Preheat the oven to 180°C. Meanwhile mix the Prosciutto di San Daniele and other ingredients together for the stuffing. Cut a triangle out of the bottom of each cabbage leaf and make little slits with a sharp knife along the thickest part of the backbone of each leaf.  Put a tablespoonful of stuffing in each leaf and start by folding in the outside leaves in and then fold over the stem end.  Roll up with the thinnest part of the top of the leaf on the outside.  If any leaves break, double wrap them using another leaf.  Continue until the stuffing is used up. Or simply hollow out some green peppers and stuff those. Ahem. 

Pour a layer of tomato sauce onto the bottom of a lasagne dish.  Put the cabbage rolls in a single layer in a lasagne dish and pour over the rest of the tomato sauce.  Scatter over the remaining Grana Padano Cheese and bake for 30 minutes or until the cabbage leaves are cooked through and the cheese is golden brown.

For the tomato sauce
4 tablespoons of extra-virgin olive oil
1 large onion, finely chopped
2 garlic cloves, peeled and lightly crushed
Salt and freshly ground black pepper
800g (two standard tins) tinned tomatoes - or lots of fresh tomatoes which is what we had to hand... 

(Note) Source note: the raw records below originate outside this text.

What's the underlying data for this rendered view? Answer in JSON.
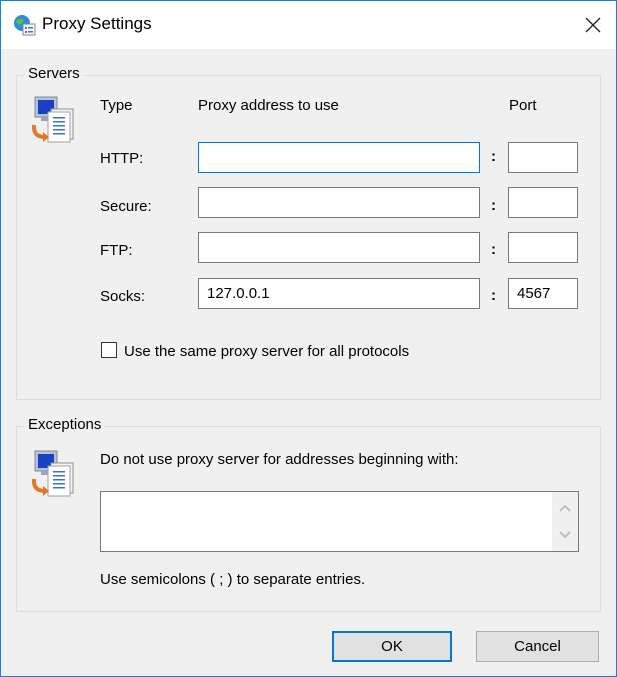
{
  "window": {
    "title": "Proxy Settings",
    "icon": "globe-settings-icon",
    "close_icon": "close-icon"
  },
  "servers": {
    "group_label": "Servers",
    "icon": "proxy-server-icon",
    "headers": {
      "type": "Type",
      "address": "Proxy address to use",
      "port": "Port"
    },
    "separator": ":",
    "rows": [
      {
        "label": "HTTP:",
        "address": "",
        "port": ""
      },
      {
        "label": "Secure:",
        "address": "",
        "port": ""
      },
      {
        "label": "FTP:",
        "address": "",
        "port": ""
      },
      {
        "label": "Socks:",
        "address": "127.0.0.1",
        "port": "4567"
      }
    ],
    "same_proxy_checkbox": {
      "label": "Use the same proxy server for all protocols",
      "checked": false
    }
  },
  "exceptions": {
    "group_label": "Exceptions",
    "icon": "proxy-server-icon",
    "instruction": "Do not use proxy server for addresses beginning with:",
    "value": "",
    "hint": "Use semicolons ( ; ) to separate entries."
  },
  "buttons": {
    "ok": "OK",
    "cancel": "Cancel"
  },
  "colors": {
    "accent": "#0078d7",
    "window_border": "#1a7fd8",
    "background": "#f0f0f0"
  }
}
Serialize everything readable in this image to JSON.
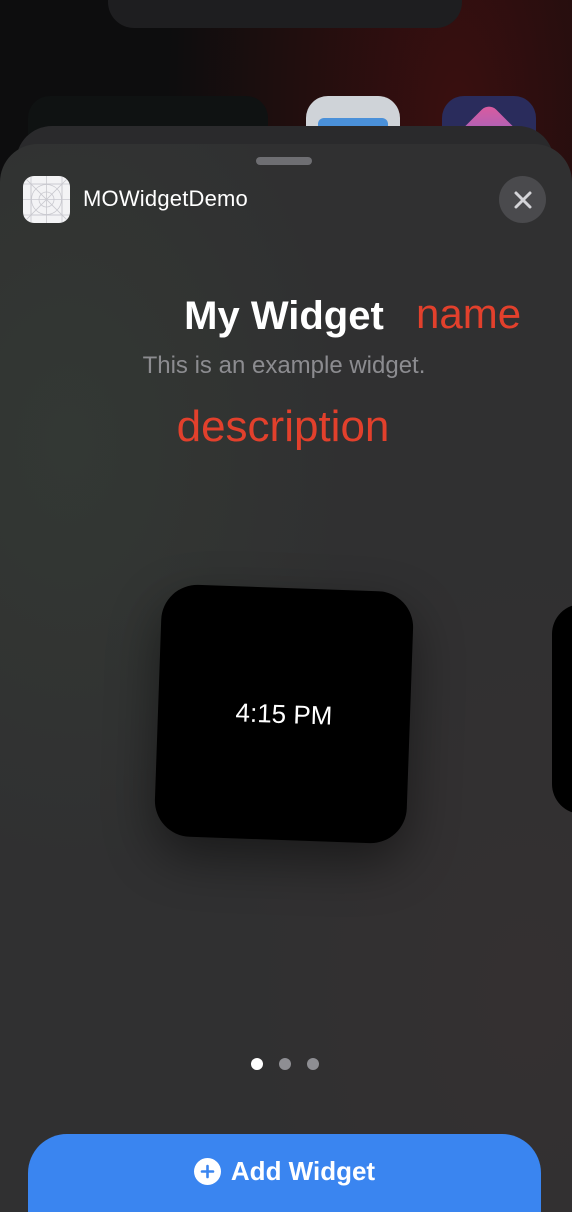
{
  "app": {
    "name": "MOWidgetDemo",
    "icon": "app-placeholder-icon"
  },
  "widget": {
    "title": "My Widget",
    "description": "This is an example widget.",
    "preview_time": "4:15 PM"
  },
  "annotations": {
    "name_label": "name",
    "description_label": "description",
    "color": "#e2402c"
  },
  "pagination": {
    "current_page": 1,
    "total_pages": 3
  },
  "actions": {
    "add_label": "Add Widget",
    "add_icon": "plus-circle-icon",
    "close_icon": "close-icon"
  },
  "colors": {
    "accent": "#3a85f0",
    "sheet": "#303031",
    "close_bg": "#4a4a4d"
  }
}
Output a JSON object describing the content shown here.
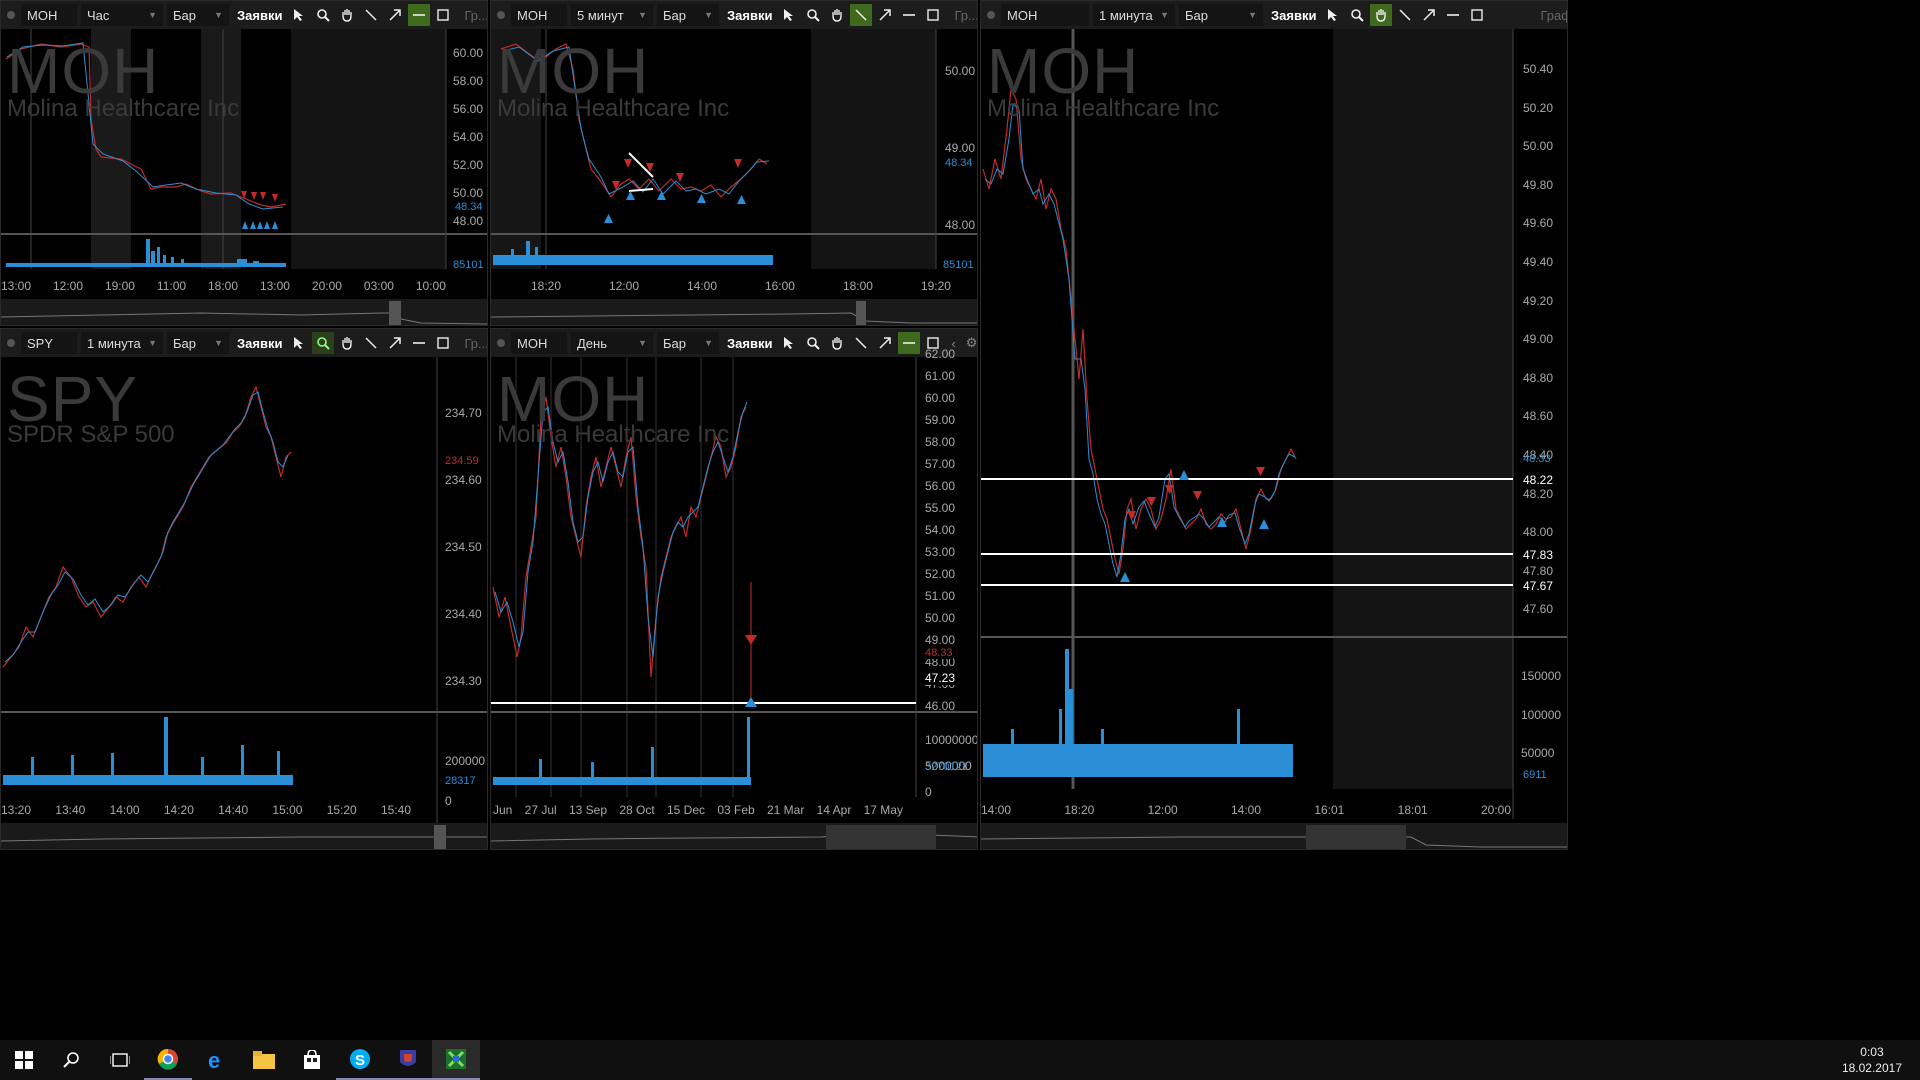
{
  "panels": [
    {
      "id": "p1",
      "symbol": "MOH",
      "interval": "Час",
      "chart_type": "Бар",
      "orders": "Заявки",
      "group": "Гр...",
      "watermark": "MOH",
      "name": "Molina Healthcare Inc",
      "price_labels": [
        "60.00",
        "58.00",
        "56.00",
        "54.00",
        "52.00",
        "50.00",
        "48.00"
      ],
      "last_price": "48.34",
      "volume_label": "85101",
      "time_labels": [
        "13:00",
        "12:00",
        "19:00",
        "11:00",
        "18:00",
        "13:00",
        "20:00",
        "03:00",
        "10:00"
      ]
    },
    {
      "id": "p2",
      "symbol": "MOH",
      "interval": "5 минут",
      "chart_type": "Бар",
      "orders": "Заявки",
      "group": "Гр...",
      "watermark": "MOH",
      "name": "Molina Healthcare Inc",
      "price_labels": [
        "50.00",
        "49.00",
        "48.00"
      ],
      "last_price": "48.34",
      "volume_label": "85101",
      "time_labels": [
        "18:20",
        "12:00",
        "14:00",
        "16:00",
        "18:00",
        "19:20"
      ]
    },
    {
      "id": "p3",
      "symbol": "MOH",
      "interval": "1 минута",
      "chart_type": "Бар",
      "orders": "Заявки",
      "group": "График",
      "watermark": "MOH",
      "name": "Molina Healthcare Inc",
      "price_labels": [
        "50.40",
        "50.20",
        "50.00",
        "49.80",
        "49.60",
        "49.40",
        "49.20",
        "49.00",
        "48.80",
        "48.60",
        "48.40",
        "48.20",
        "48.00",
        "47.80",
        "47.60"
      ],
      "last_price": "48.33",
      "levels": [
        "48.22",
        "47.83",
        "47.67"
      ],
      "volume_labels": [
        "150000",
        "100000",
        "50000"
      ],
      "volume_last": "6911",
      "time_labels": [
        "14:00",
        "18:20",
        "12:00",
        "14:00",
        "16:01",
        "18:01",
        "20:00"
      ]
    },
    {
      "id": "p4",
      "symbol": "SPY",
      "interval": "1 минута",
      "chart_type": "Бар",
      "orders": "Заявки",
      "group": "Гр...",
      "watermark": "SPY",
      "name": "SPDR S&P 500",
      "price_labels": [
        "234.70",
        "234.60",
        "234.50",
        "234.40",
        "234.30"
      ],
      "last_price": "234.59",
      "volume_labels": [
        "200000",
        "0"
      ],
      "volume_last": "28317",
      "time_labels": [
        "13:20",
        "13:40",
        "14:00",
        "14:20",
        "14:40",
        "15:00",
        "15:20",
        "15:40"
      ]
    },
    {
      "id": "p5",
      "symbol": "MOH",
      "interval": "День",
      "chart_type": "Бар",
      "orders": "Заявки",
      "group": "",
      "watermark": "MOH",
      "name": "Molina Healthcare Inc",
      "price_labels": [
        "62.00",
        "61.00",
        "60.00",
        "59.00",
        "58.00",
        "57.00",
        "56.00",
        "55.00",
        "54.00",
        "53.00",
        "52.00",
        "51.00",
        "50.00",
        "49.00",
        "48.00",
        "47.00",
        "46.00"
      ],
      "last_price": "48.33",
      "level": "47.23",
      "volume_labels": [
        "10000000",
        "5000000",
        "0"
      ],
      "volume_last": "3270121",
      "time_labels": [
        "Jun",
        "27 Jul",
        "13 Sep",
        "28 Oct",
        "15 Dec",
        "03 Feb",
        "21 Mar",
        "14 Apr",
        "17 May"
      ]
    }
  ],
  "taskbar": {
    "icons": [
      "windows-start-icon",
      "search-icon",
      "task-view-icon",
      "chrome-icon",
      "edge-icon",
      "file-explorer-icon",
      "store-icon",
      "skype-icon",
      "app-icon",
      "trading-app-icon"
    ],
    "time": "0:03",
    "date": "18.02.2017"
  },
  "colors": {
    "up": "#2a8fd6",
    "down": "#c42a2a",
    "bg": "#000000",
    "toolbar": "#1c1c1c"
  }
}
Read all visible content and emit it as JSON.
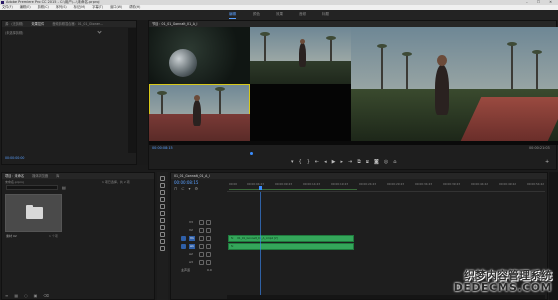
{
  "window": {
    "title": "Adobe Premiere Pro CC 2015 - C:\\用户\\...\\未命名.prproj",
    "controls": "–  ☐  ✕"
  },
  "menu": [
    "文件(F)",
    "编辑(E)",
    "剪辑(C)",
    "序列(S)",
    "标记(M)",
    "字幕(T)",
    "窗口(W)",
    "帮助(H)"
  ],
  "workspace": {
    "tabs": [
      "编辑",
      "颜色",
      "效果",
      "音频",
      "标题"
    ],
    "active": "编辑"
  },
  "source_panel": {
    "tabs": [
      "源：(无剪辑)",
      "效果控件",
      "音频剪辑混合器：01_01_Gtoner...",
      "元数据"
    ],
    "active_tab": "效果控件",
    "empty_text": "(未选择剪辑)",
    "timecode": "00:00:00:00"
  },
  "program_monitor": {
    "tab": "节目：01_01_GonnaIt_01_A_l",
    "timecode_in": "00:00:08:15",
    "timecode_out": "00:00:21:03",
    "fit": "适合",
    "quality": "1/2"
  },
  "project_panel": {
    "tabs": [
      "项目：未命名",
      "媒体浏览器",
      "库",
      "信息"
    ],
    "path": "未命名.prproj",
    "item_count": "1 项已选择，共 2 项",
    "search_placeholder": "",
    "bin": {
      "name": "素材 02",
      "meta": "1 个项"
    }
  },
  "timeline": {
    "tab": "01_01_GonnaIt_01_A_l",
    "timecode": "00:00:08:15",
    "ruler": [
      "00:00",
      "00:00:04:23",
      "00:00:09:23",
      "00:00:14:23",
      "00:00:19:23",
      "00:00:24:23",
      "00:00:29:23",
      "00:00:34:23",
      "00:00:39:23",
      "00:00:44:22",
      "00:00:49:22",
      "00:00:54:22"
    ],
    "video_tracks": [
      "V3",
      "V2",
      "V1"
    ],
    "audio_tracks": [
      "A1",
      "A2",
      "A3"
    ],
    "master": "主声道",
    "master_value": "0.0",
    "clips": {
      "video": "01_01_GonnaIt_01_A_l.mp4 [V]",
      "video_fx": "fx",
      "audio": "fx"
    }
  },
  "watermark": {
    "line1": "织梦内容管理系统",
    "line2": "DEDECMS.COM"
  },
  "colors": {
    "accent": "#5aa0ff",
    "selection": "#d8c81a",
    "clip_green": "#34a65a",
    "playhead": "#3a8dff"
  }
}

Soften the onion and garlic with a generous pinch of salt and a good twist of black pepper in the oil in a large saucepan over a medium heat for around ten minutes. Add the tomatoes and wash the cans out with 100ml of water. Add this to the pan.  Simmer the tomatoes for around 20 minutes, mashing them with a potato masher (I went with a stick blender) to break them up. Adjust the seasoning as necessary and remove from the heat.

I have to say this was probably the best recipe of the lot and certainly the most flexible. Giancarlo himself suggests using up other leftovers in the stuffing - the risotto would work brilliantly as it happens. By the time the ricotta and Grana Padano melt into the tomato sauce, you're going to want to have some good crusty moppy-up bread to hand. Actually, this would work pretty well as a soup: that sauce, thickened with ricotta, Grana Padano cheese with little bits of San Daniele? Er, would you excuse me for a second? I have to go find a saucepan... 

2 November 2012

Grillstock Aspirations

So, by now, those interested will have spotted the fact that Grillstock is coming to London in 2013. In addition to the Bristol dates (May 11-12), Grillstock rolls into The Old Deer Park on June 15 and 16 - which is where, should all go to plan, you'll find me sweating, panicking and hopefully serving up some decent slabs of BBQ joy. 

I had a little reminder of just what I'm up against last week in Oakland, CA. It's perhaps an unlikely setting for some of the best BBQ I've had - Oakland isn't exactly mentioned in the same breath as Lockhart or the outskirts of Nashville - but Oakland is one of those places that seems to surprise on a lot of levels. After a fascinating (and all too brief) tour of Oakland's up-and-coming food scene thanks to Carlo Medina of Savor Oakland (I'll hopefully get to that in a future post), we settled in for lunch at B Side BBQ, the creation of Food Network star and soul food expert Tanya Holland and her partner (and "rib wrangler") Phil Surkis. Indeed, we settled in for lunch with Tanya and so left the ordering to her. And that's when these arrived. 

The ribs are "Dark and Stormy", with a marinade based on the classic cocktail. The brisket is just classic, old school, deeply smoked, soft, juicy, wibblesome, slow cooked beef. And while some of what we ate in Texas was excellent, this was the brisket I: a) had always imagined; and b) want to deliver at Grillstock. No pressure there then... 

There wasn't a duff note at B Side BBQ although some might argue that the jerk ribs, while delicious and fruity, weren't really jerk in that eye-popping, mouth-fanning way you might expect. Mind you, they still disappeared before I could get a photo so what do I know? As for the sliders, the wings, the hot links - not to mention the brilliantly punning beer - and if they hadn't dragged me from the place, I'd still be there attempting to finish every last morsel, be it piggy, beefy or the excellent okra bites and braised tofu.